We talk today with Julie Owens, a victim advocate who survived the domestic violence of attempted murder. For three decades she has consulted and trained nationally and internationally for organizations, governments, and professionals. She created a domestic violence crisis team for ERs and a transitional shelter before directing DV trauma therapy research at the National Center for PTSD. Julie consults and trains independently for organizations including the Office for Victims of Crime, the National Human Trafficking Center, and Bank of America. Her focus is survivor-centered, trauma informed victim advocacy in secular and faith-based settings. Content warnings for this episode include abuse, physical and sexual violence (2020).
Today we explore the CCR concept including the model in Harris County, Texas and, more specifically, the value of the sexual assault nurse examiner role with the CCR. Our guests are Carvana Cloud and Dr. Khara Breeden, experts in the fields of coordinated community response (CCR) and forensic nursing programs. Carvana Cloud is a former prosecutor and the executive director of Community Empowerment Solutions, a legal services collaborative designed to support and empower victims and communities affected by crime. Dr. Khara Breeden is a registered nurse who serves as the executive director of the Harris County Forensic Nurse Examiners and is actively engaged in a large number boards related to strangulation and crimes against women. Content warnings for this episode include: physical and sexual violence, emotional abuse, child abuse (2020).
Our guest today is Mark Wynn, 21-year member of the Metropolitan Nashville Police Department who served as Lieutenant to the Domestic Violence Division and as a member of the Special Weapons and Tactics (SWAT) Team for fifteen years. A trainer, advocate and specialist in the field of domestic violence for law enforcement, Mark Wynn is the recipient of no less that 121 commendations and 51 awards for his work, including the 1995 National Improvement of Justice Award and the 1998 Nashvillian of the Year Award. Content warnings for this episode include: physical violence and abuse (2020).

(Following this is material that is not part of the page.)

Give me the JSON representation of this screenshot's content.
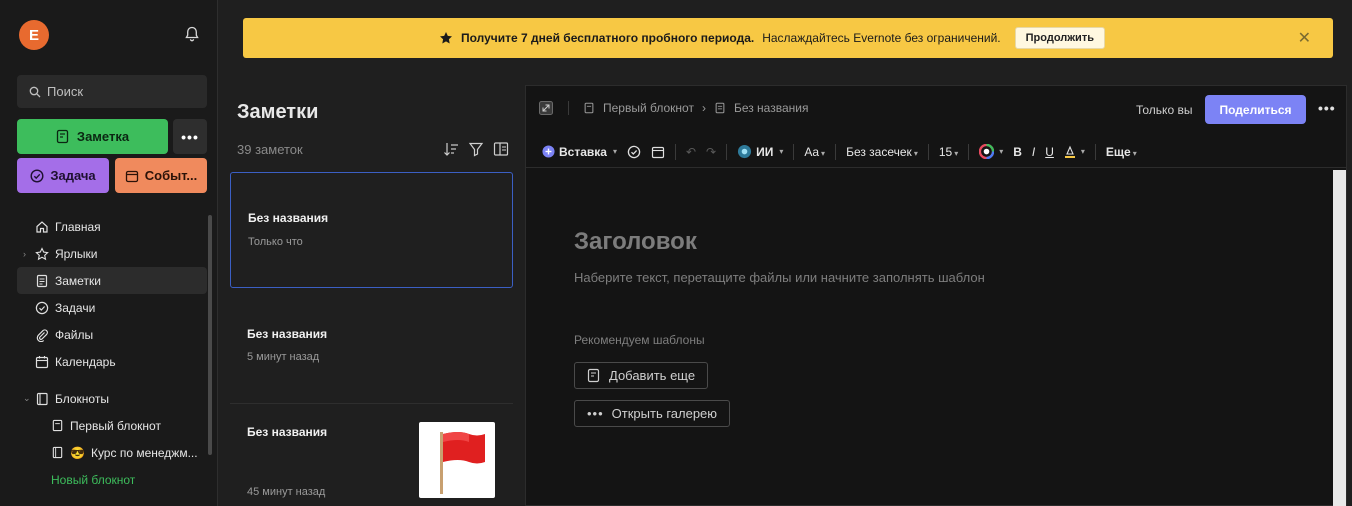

The first episode of the Podcast on Crimes Against Women features originally scheduled 2020 Conference Keynote Speaker Amy Herman, author, attorney, and art historian, whose ground-breaking work in the study of visual perception through art became a method of investigation for law enforcement and launched a movement she describes as The Art of Perception. The recent publication of her book “Visual Intelligence: Sharpen Your Perception, Change Your Life” enables people to see what matters in order to better investigate crimes and criminal behavior resulting in better outcomes from investigation. In this episode, Herman reveals how examining works of art can sharpen observation, analysis, and communication skills by revealing our implicit biases. Content warnings for this episode include: violence, abuse (2020).